LoginThis is necessary to sign in to the HubPages Service.
Google RecaptchaThis is used to prevent bots and spam. (Privacy Policy)
AkismetThis is used to detect comment spam. (Privacy Policy)
HubPages Google AnalyticsThis is used to provide data on traffic to our website, all personally identifyable data is anonymized. (Privacy Policy)
HubPages Traffic PixelThis is used to collect data on traffic to articles and other pages on our site. Unless you are signed in to a HubPages account, all personally identifiable information is anonymized.
Amazon Web ServicesThis is a cloud services platform that we used to host our service. (Privacy Policy)
CloudflareThis is a cloud CDN service that we use to efficiently deliver files required for our service to operate such as javascript, cascading style sheets, images, and videos. (Privacy Policy)
Google Hosted LibrariesJavascript software libraries such as jQuery are loaded at endpoints on the or domains, for performance and efficiency reasons. (Privacy Policy)
Google Custom SearchThis is feature allows you to search the site. (Privacy Policy)
Google MapsSome articles have Google Maps embedded in them. (Privacy Policy)
Google ChartsThis is used to display charts and graphs on articles and the author center. (Privacy Policy)
Google AdSense Host APIThis service allows you to sign up for or associate a Google AdSense account with HubPages, so that you can earn money from ads on your articles. No data is shared unless you engage with this feature. (Privacy Policy)
Google YouTubeSome articles have YouTube videos embedded in them. (Privacy Policy)
VimeoSome articles have Vimeo videos embedded in them. (Privacy Policy)
PaypalThis is used for a registered author who enrolls in the HubPages Earnings program and requests to be paid via PayPal. No data is shared with Paypal unless you engage with this feature. (Privacy Policy)
Facebook LoginYou can use this to streamline signing up for, or signing in to your Hubpages account. No data is shared with Facebook unless you engage with this feature. (Privacy Policy)
MavenThis supports the Maven widget and search functionality. (Privacy Policy)
Google AdSenseThis is an ad network. (Privacy Policy)
Google DoubleClickGoogle provides ad serving technology and runs an ad network. (Privacy Policy)
Index ExchangeThis is an ad network. (Privacy Policy)
SovrnThis is an ad network. (Privacy Policy)
Facebook AdsThis is an ad network. (Privacy Policy)
Amazon Unified Ad MarketplaceThis is an ad network. (Privacy Policy)
AppNexusThis is an ad network. (Privacy Policy)
OpenxThis is an ad network. (Privacy Policy)
Rubicon ProjectThis is an ad network. (Privacy Policy)
TripleLiftThis is an ad network. (Privacy Policy)
Say MediaWe partner with Say Media to deliver ad campaigns on our sites. (Privacy Policy)
Remarketing PixelsWe may use remarketing pixels from advertising networks such as Google AdWords, Bing Ads, and Facebook in order to advertise the HubPages Service to people that have visited our sites.

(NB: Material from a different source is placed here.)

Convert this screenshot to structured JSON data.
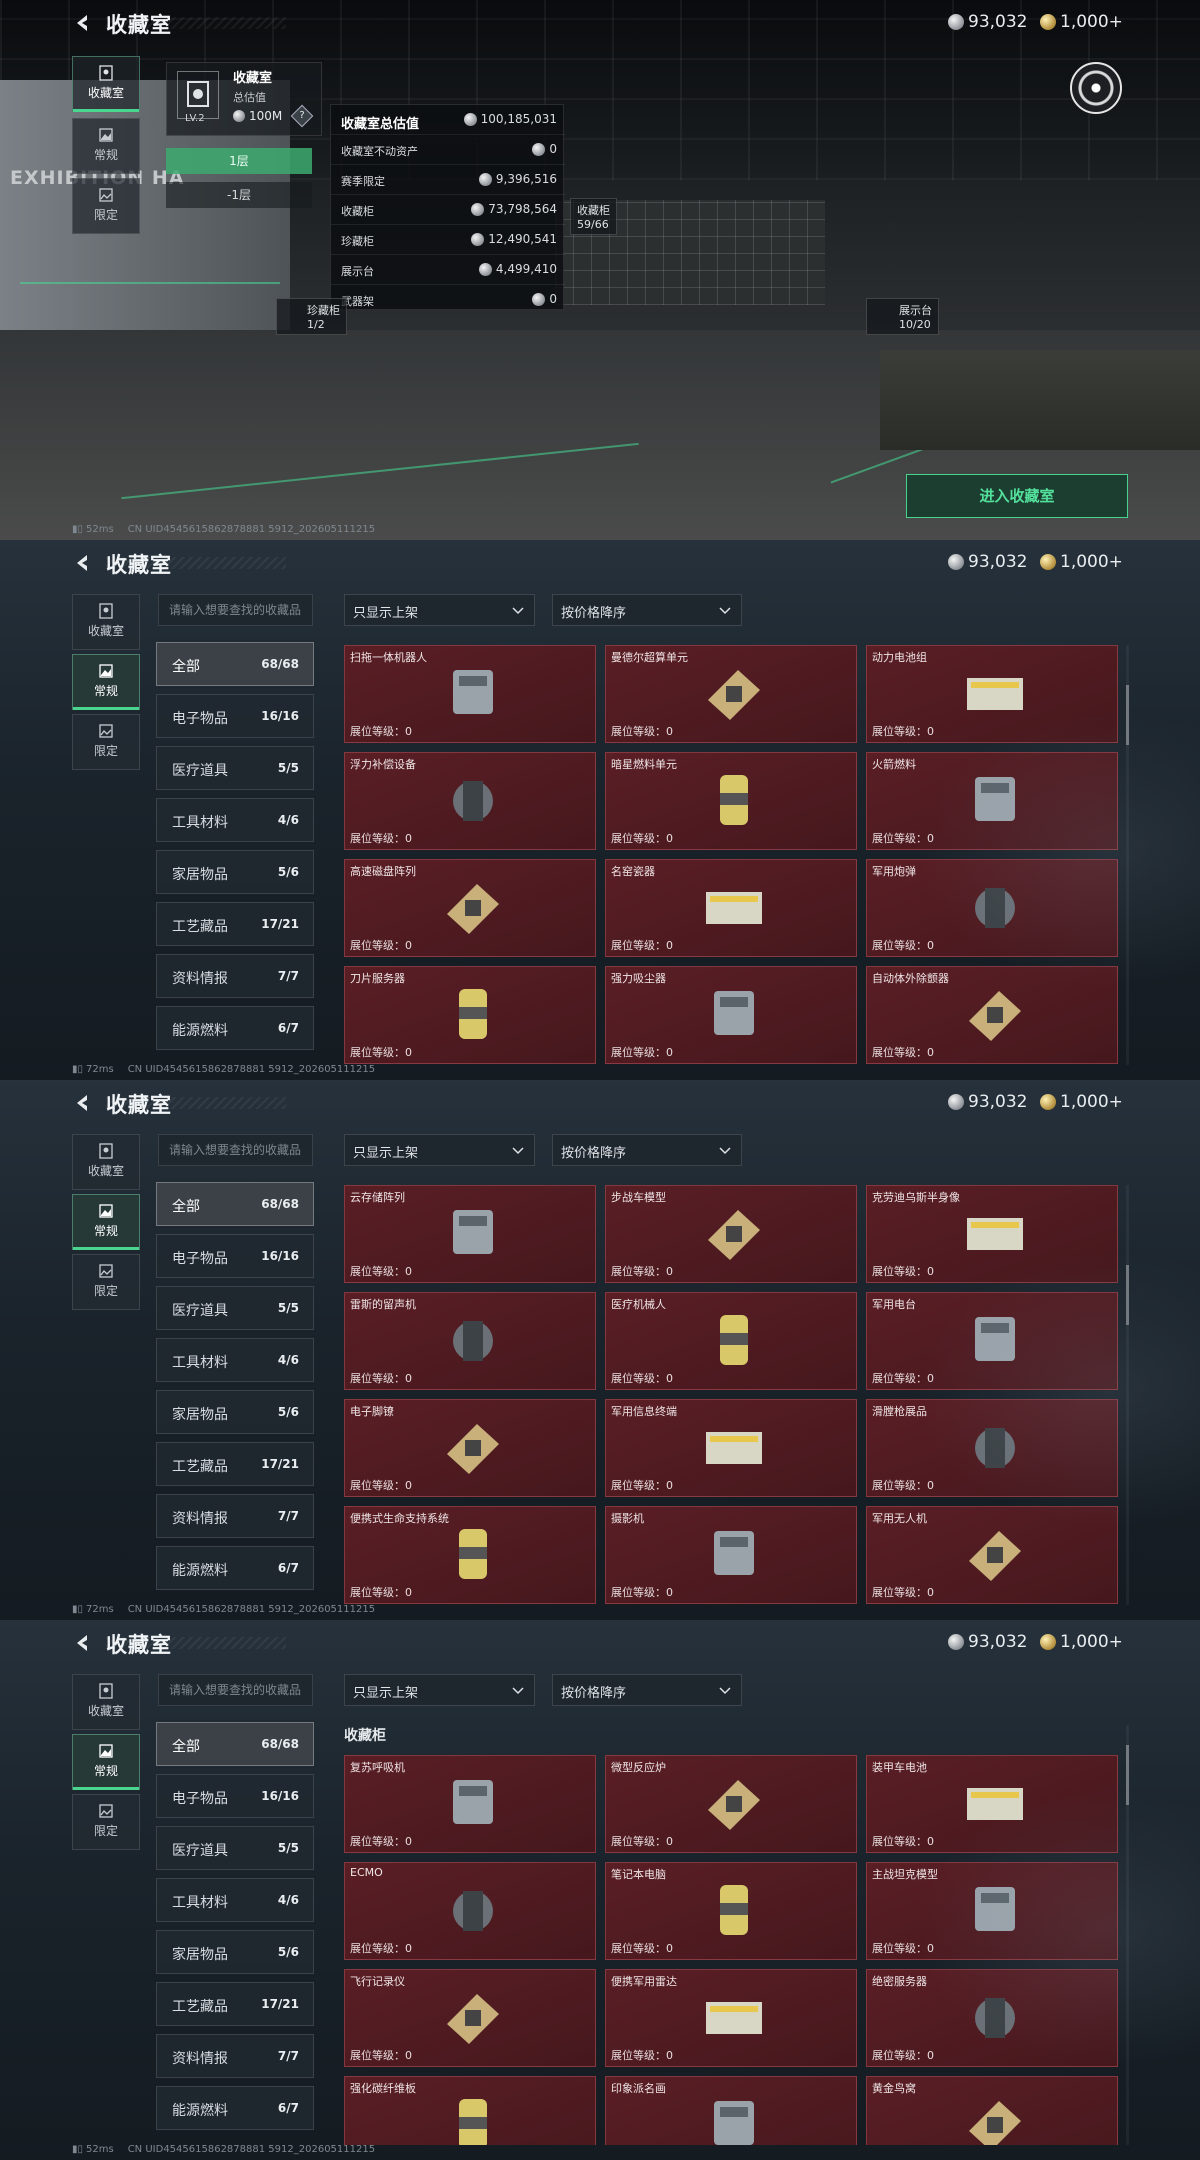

Conversion Tracking PixelsWe may use conversion tracking pixels from advertising networks such as Google AdWords, Bing Ads, and Facebook in order to identify when an advertisement has successfully resulted in the desired action, such as signing up for the HubPages Service or publishing an article on the HubPages Service.
Author Google AnalyticsThis is used to provide traffic data and reports to the authors of articles on the HubPages Service. (Privacy Policy)
ComscoreComScore is a media measurement and analytics company providing marketing data and analytics to enterprises, media and advertising agencies, and publishers. Non-consent will result in ComScore only processing obfuscated personal data. (Privacy Policy)
Amazon Tracking PixelSome articles display amazon products as part of the Amazon Affiliate program, this pixel provides traffic statistics for those products (Privacy Policy)
ClickscoThis is a data management platform studying reader behavior (Privacy Policy)